Wednesday was spent by the gang continuing the rebuilding of the old slope section and extending the concrete blocks towards Cheltenham.
Due to a bit of over enthusiasm last Saturday we had to redo a short section to get us back on level so it should be all systems go from here on in.
What also makes this build difficult is the fact than the wall is on a continuous curve so it's a case of short sections at a time.
|Progress on Tuesday. The blockwork has been extended since then, and it's piled up ready to go.|
|The sleeper ends that were in use as corbels, as well as some original slabs|
Here's what it used to look like:
|Photograph: G.Daniels - GWR collection|

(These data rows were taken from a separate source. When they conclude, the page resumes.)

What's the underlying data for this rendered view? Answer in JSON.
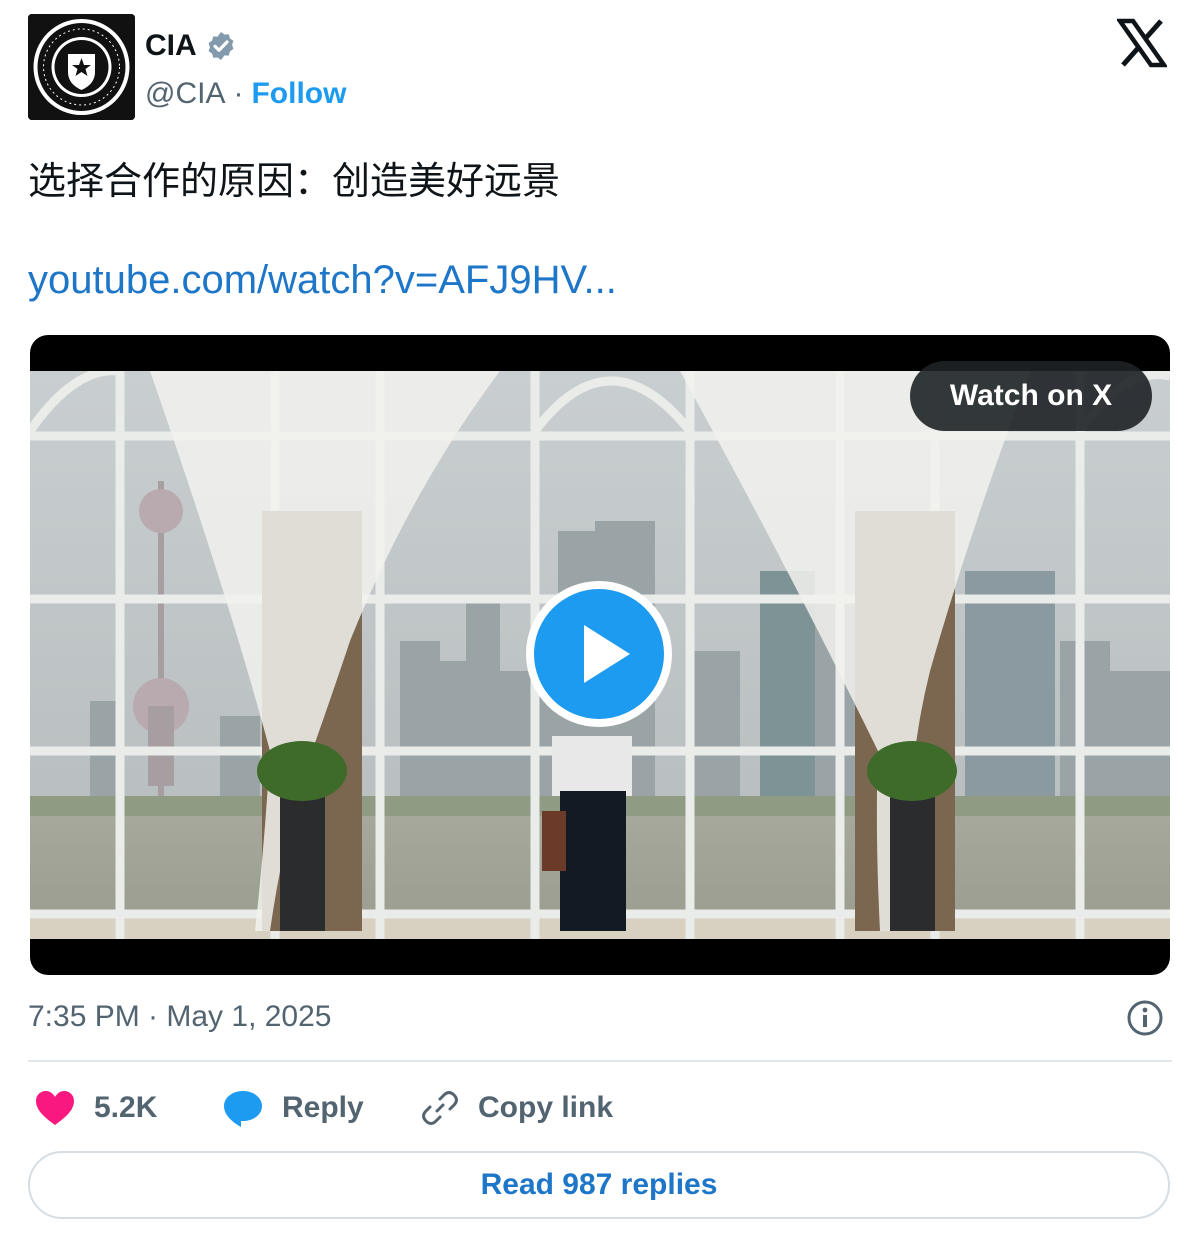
{
  "author": {
    "display_name": "CIA",
    "handle": "@CIA",
    "separator": "·",
    "follow_label": "Follow",
    "verified": true
  },
  "tweet": {
    "text": "选择合作的原因：创造美好远景",
    "link": "youtube.com/watch?v=AFJ9HV..."
  },
  "video": {
    "watch_label": "Watch on X"
  },
  "timestamp": "7:35 PM · May 1, 2025",
  "actions": {
    "likes": "5.2K",
    "reply_label": "Reply",
    "copy_label": "Copy link"
  },
  "read_replies_label": "Read 987 replies",
  "colors": {
    "accent": "#1d9bf0",
    "like": "#f91880",
    "link": "#1d76c8"
  },
  "icons": [
    "cia-seal-icon",
    "verified-badge-icon",
    "x-logo-icon",
    "play-icon",
    "info-icon",
    "heart-icon",
    "reply-bubble-icon",
    "link-icon"
  ]
}
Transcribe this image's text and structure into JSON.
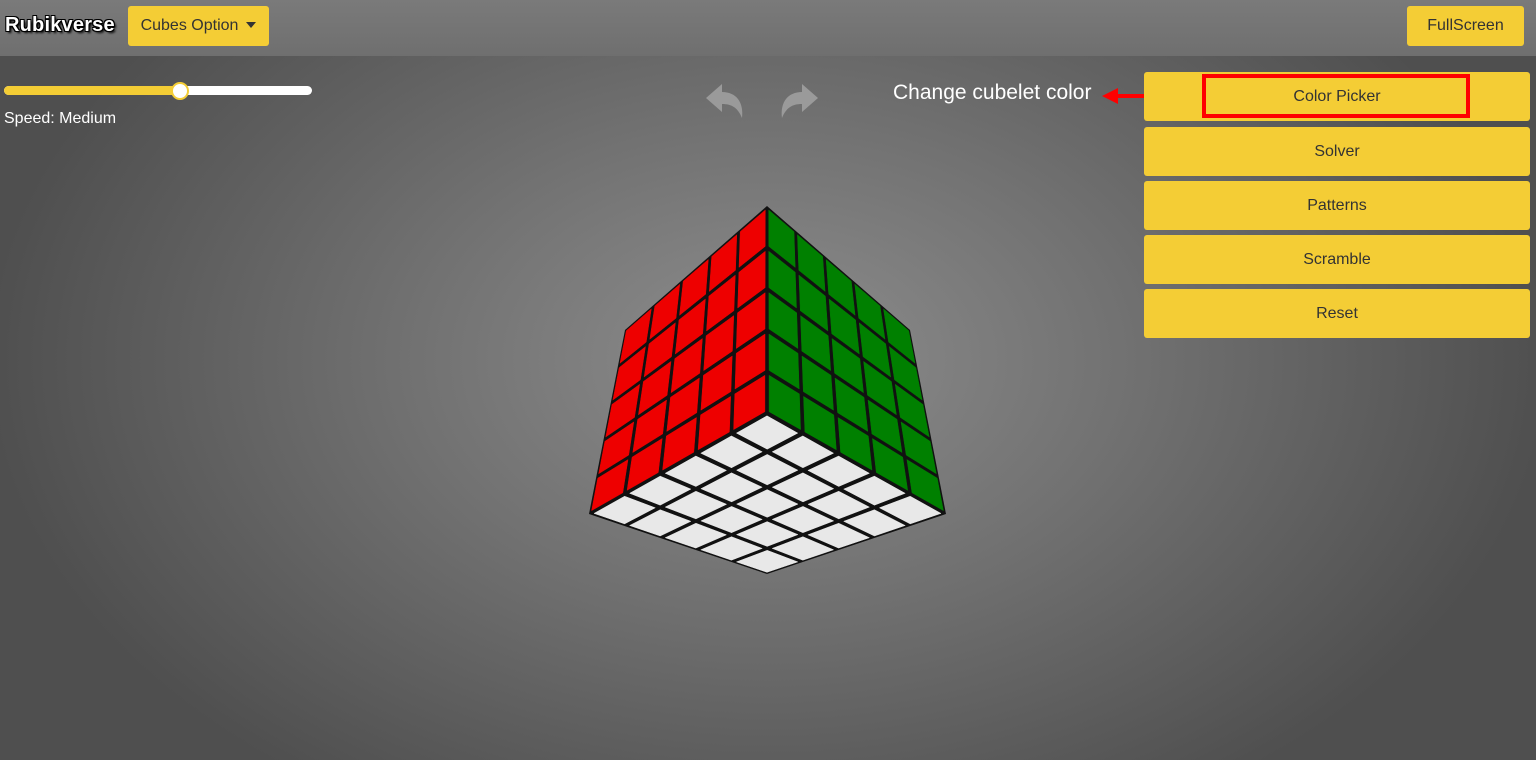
{
  "header": {
    "brand": "Rubikverse",
    "cubes_option_label": "Cubes Option",
    "fullscreen_label": "FullScreen"
  },
  "speed": {
    "label": "Speed: Medium",
    "value_fraction": 0.57
  },
  "history": {
    "undo_icon": "undo-arrow-icon",
    "redo_icon": "redo-arrow-icon"
  },
  "annotation": {
    "text": "Change cubelet color"
  },
  "sidebar": {
    "buttons": [
      {
        "label": "Color Picker"
      },
      {
        "label": "Solver"
      },
      {
        "label": "Patterns"
      },
      {
        "label": "Scramble"
      },
      {
        "label": "Reset"
      }
    ]
  },
  "cube": {
    "size": 5,
    "faces": {
      "left": "#ee0000",
      "right": "#008000",
      "bottom": "#e8e8e8"
    }
  },
  "colors": {
    "accent": "#f4cd35",
    "highlight": "#ff0000"
  }
}
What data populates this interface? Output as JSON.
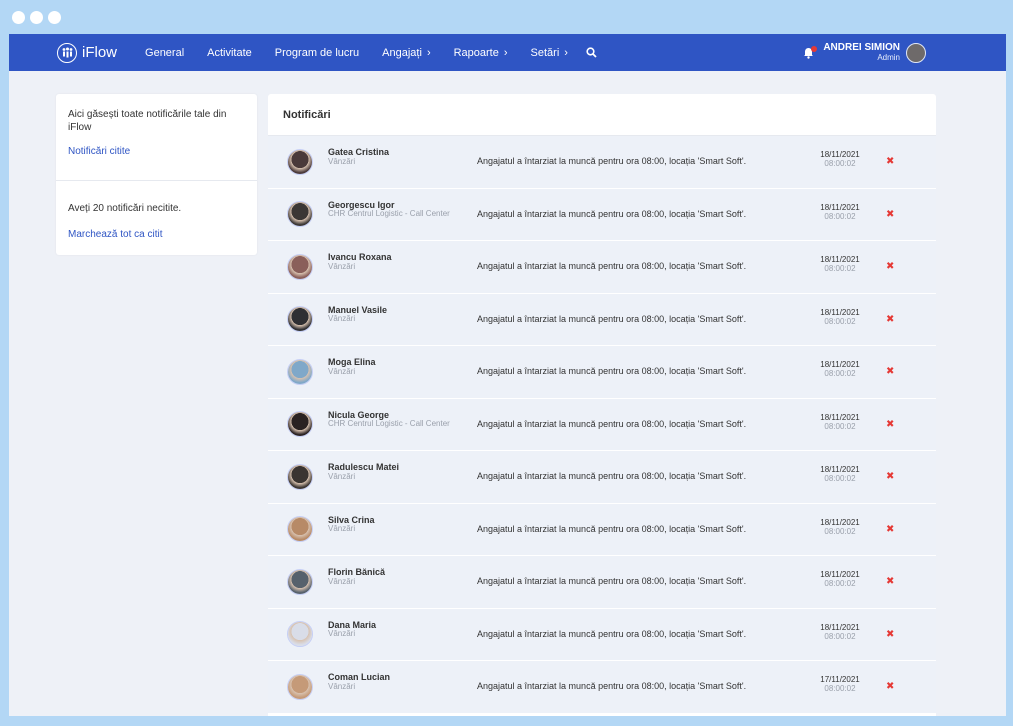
{
  "app": {
    "name": "iFlow"
  },
  "nav": {
    "items": [
      {
        "label": "General",
        "has_menu": false
      },
      {
        "label": "Activitate",
        "has_menu": false
      },
      {
        "label": "Program de lucru",
        "has_menu": false
      },
      {
        "label": "Angajați",
        "has_menu": true
      },
      {
        "label": "Rapoarte",
        "has_menu": true
      },
      {
        "label": "Setări",
        "has_menu": true
      }
    ],
    "user_name": "ANDREI SIMION",
    "user_role": "Admin"
  },
  "sidebar": {
    "intro": "Aici găsești toate notificările tale din iFlow",
    "read_link": "Notificări citite",
    "unread_text": "Aveți 20 notificări necitite.",
    "mark_all_link": "Marchează tot ca citit"
  },
  "notifications": {
    "title": "Notificări",
    "items": [
      {
        "name": "Gatea Cristina",
        "dept": "Vânzări",
        "message": "Angajatul a întarziat la muncă pentru ora 08:00, locația 'Smart Soft'.",
        "date": "18/11/2021",
        "time": "08:00:02",
        "avatar_color": "#4a3a3a"
      },
      {
        "name": "Georgescu Igor",
        "dept": "CHR Centrul Logistic - Call Center",
        "message": "Angajatul a întarziat la muncă pentru ora 08:00, locația 'Smart Soft'.",
        "date": "18/11/2021",
        "time": "08:00:02",
        "avatar_color": "#3b3735"
      },
      {
        "name": "Ivancu Roxana",
        "dept": "Vânzări",
        "message": "Angajatul a întarziat la muncă pentru ora 08:00, locația 'Smart Soft'.",
        "date": "18/11/2021",
        "time": "08:00:02",
        "avatar_color": "#8a5f5a"
      },
      {
        "name": "Manuel Vasile",
        "dept": "Vânzări",
        "message": "Angajatul a întarziat la muncă pentru ora 08:00, locația 'Smart Soft'.",
        "date": "18/11/2021",
        "time": "08:00:02",
        "avatar_color": "#2f2f33"
      },
      {
        "name": "Moga Elina",
        "dept": "Vânzări",
        "message": "Angajatul a întarziat la muncă pentru ora 08:00, locația 'Smart Soft'.",
        "date": "18/11/2021",
        "time": "08:00:02",
        "avatar_color": "#7fa8c9"
      },
      {
        "name": "Nicula George",
        "dept": "CHR Centrul Logistic - Call Center",
        "message": "Angajatul a întarziat la muncă pentru ora 08:00, locația 'Smart Soft'.",
        "date": "18/11/2021",
        "time": "08:00:02",
        "avatar_color": "#2a2222"
      },
      {
        "name": "Radulescu Matei",
        "dept": "Vânzări",
        "message": "Angajatul a întarziat la muncă pentru ora 08:00, locația 'Smart Soft'.",
        "date": "18/11/2021",
        "time": "08:00:02",
        "avatar_color": "#3a3431"
      },
      {
        "name": "Silva Crina",
        "dept": "Vânzări",
        "message": "Angajatul a întarziat la muncă pentru ora 08:00, locația 'Smart Soft'.",
        "date": "18/11/2021",
        "time": "08:00:02",
        "avatar_color": "#b78a67"
      },
      {
        "name": "Florin Bănică",
        "dept": "Vânzări",
        "message": "Angajatul a întarziat la muncă pentru ora 08:00, locația 'Smart Soft'.",
        "date": "18/11/2021",
        "time": "08:00:02",
        "avatar_color": "#56616c"
      },
      {
        "name": "Dana Maria",
        "dept": "Vânzări",
        "message": "Angajatul a întarziat la muncă pentru ora 08:00, locația 'Smart Soft'.",
        "date": "18/11/2021",
        "time": "08:00:02",
        "avatar_color": "#d9dde8"
      },
      {
        "name": "Coman Lucian",
        "dept": "Vânzări",
        "message": "Angajatul a întarziat la muncă pentru ora 08:00, locația 'Smart Soft'.",
        "date": "17/11/2021",
        "time": "08:00:02",
        "avatar_color": "#c59a78"
      }
    ]
  },
  "colors": {
    "brand": "#2f55c4",
    "delete": "#e53935",
    "row_bg": "#edf1f8"
  },
  "icons": {
    "search": "search-icon",
    "bell": "bell-icon",
    "delete": "close-icon"
  }
}
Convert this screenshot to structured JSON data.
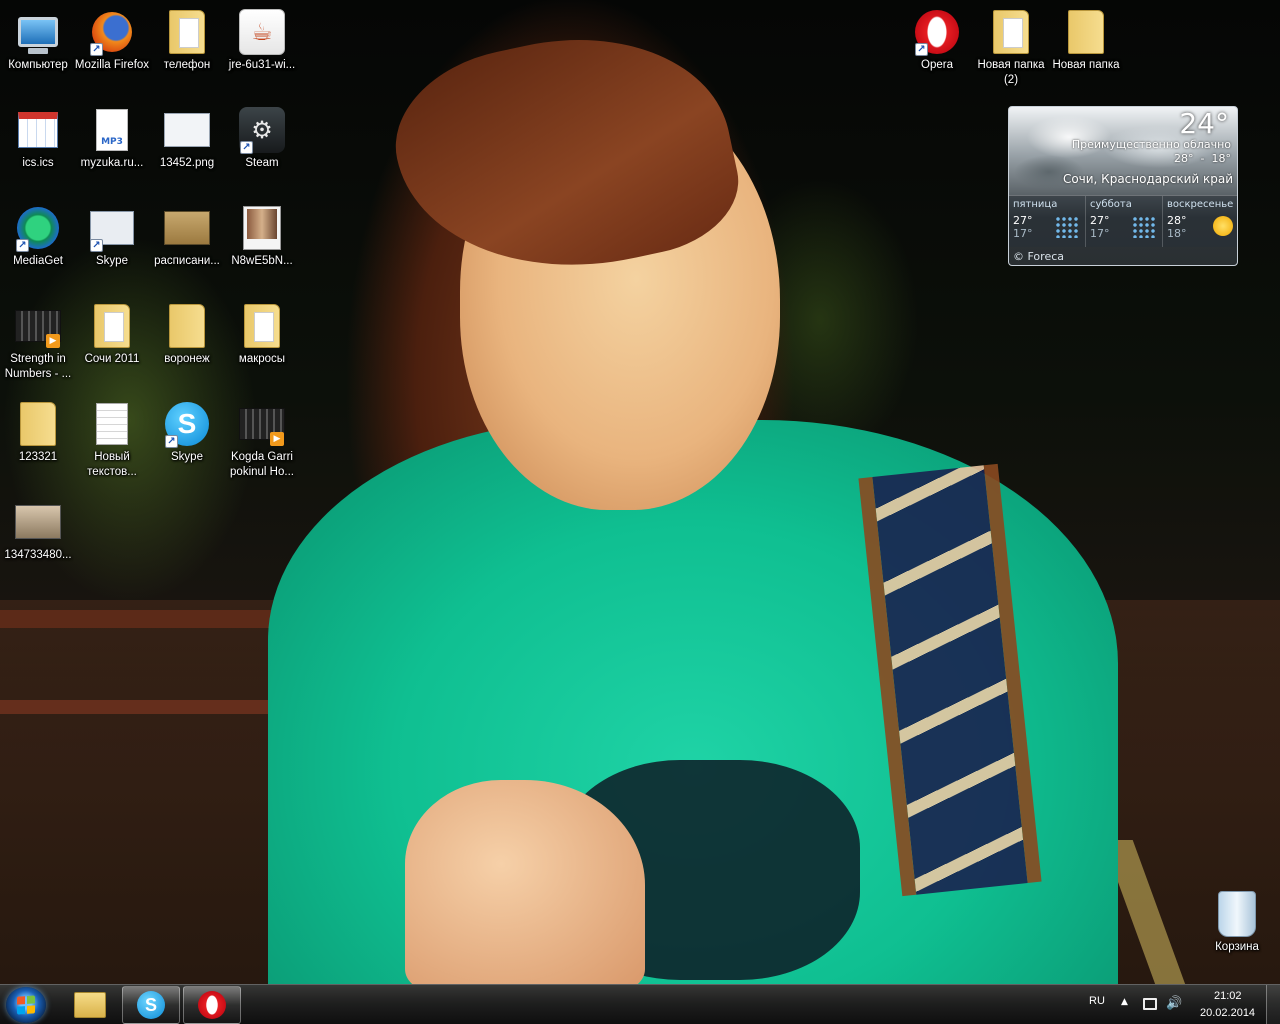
{
  "desktop": {
    "icons": {
      "computer": "Компьютер",
      "firefox": "Mozilla Firefox",
      "telefon": "телефон",
      "jre": "jre-6u31-wi...",
      "ics": "ics.ics",
      "myzuka": "myzuka.ru...",
      "png13452": "13452.png",
      "steam": "Steam",
      "mediaget": "MediaGet",
      "skype_small": "Skype",
      "raspisanie": "расписани...",
      "n8w": "N8wE5bN...",
      "strength": "Strength in Numbers - ...",
      "sochi2011": "Сочи 2011",
      "voronezh": "воронеж",
      "makrosy": "макросы",
      "folder123321": "123321",
      "novy_text": "Новый текстов...",
      "skype_big": "Skype",
      "kogda": "Kogda Garri pokinul Ho...",
      "img1347": "134733480...",
      "opera": "Opera",
      "new_folder2": "Новая папка (2)",
      "new_folder": "Новая папка",
      "recycle": "Корзина"
    },
    "mp3_badge": "MP3",
    "java_glyph": "☕",
    "steam_glyph": "⚙",
    "skype_glyph": "S"
  },
  "weather": {
    "temp": "24°",
    "condition": "Преимущественно облачно",
    "range_hi": "28°",
    "range_sep": "-",
    "range_lo": "18°",
    "location": "Сочи, Краснодарский край",
    "days": [
      {
        "name": "пятница",
        "hi": "27°",
        "lo": "17°",
        "icon": "rain-icon"
      },
      {
        "name": "суббота",
        "hi": "27°",
        "lo": "17°",
        "icon": "rain-icon"
      },
      {
        "name": "воскресенье",
        "hi": "28°",
        "lo": "18°",
        "icon": "sun-icon"
      }
    ],
    "credit": "© Foreca"
  },
  "taskbar": {
    "pinned": [
      "explorer",
      "skype",
      "opera"
    ],
    "skype_glyph": "S",
    "language": "RU",
    "time": "21:02",
    "date": "20.02.2014"
  }
}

Further on a heritage theme, we need a number of GWR cast iron gate posts, the ones with the ball on the end like these:
It might be worth having our own cast, like the lamp posts at Broadway, but we need to order several to make commissioning the pattern worth while. Is anyone else interested? Surely there must be some areas on the railway that would be improved by genuine gate posts?
Further to last week's poser picture, here is the answer:
Yes, it was indeed Cheltenham Lansdown, with 7005 Sir Edward Elgar. In fact, Sir Edward took over from another engine that brought the train in, and John Diston took a picture of that as well, in fact it was the first of the two he took.
Here it is:
You're not going to jump on the track, that chap on the left, are you? That tweed jacket may be the uniform of the day, but it gives very limited protection from passing trains.
We have now found a photographer for the B&S activities, so we hope to be able to show you regular photographs of the work as it progresses.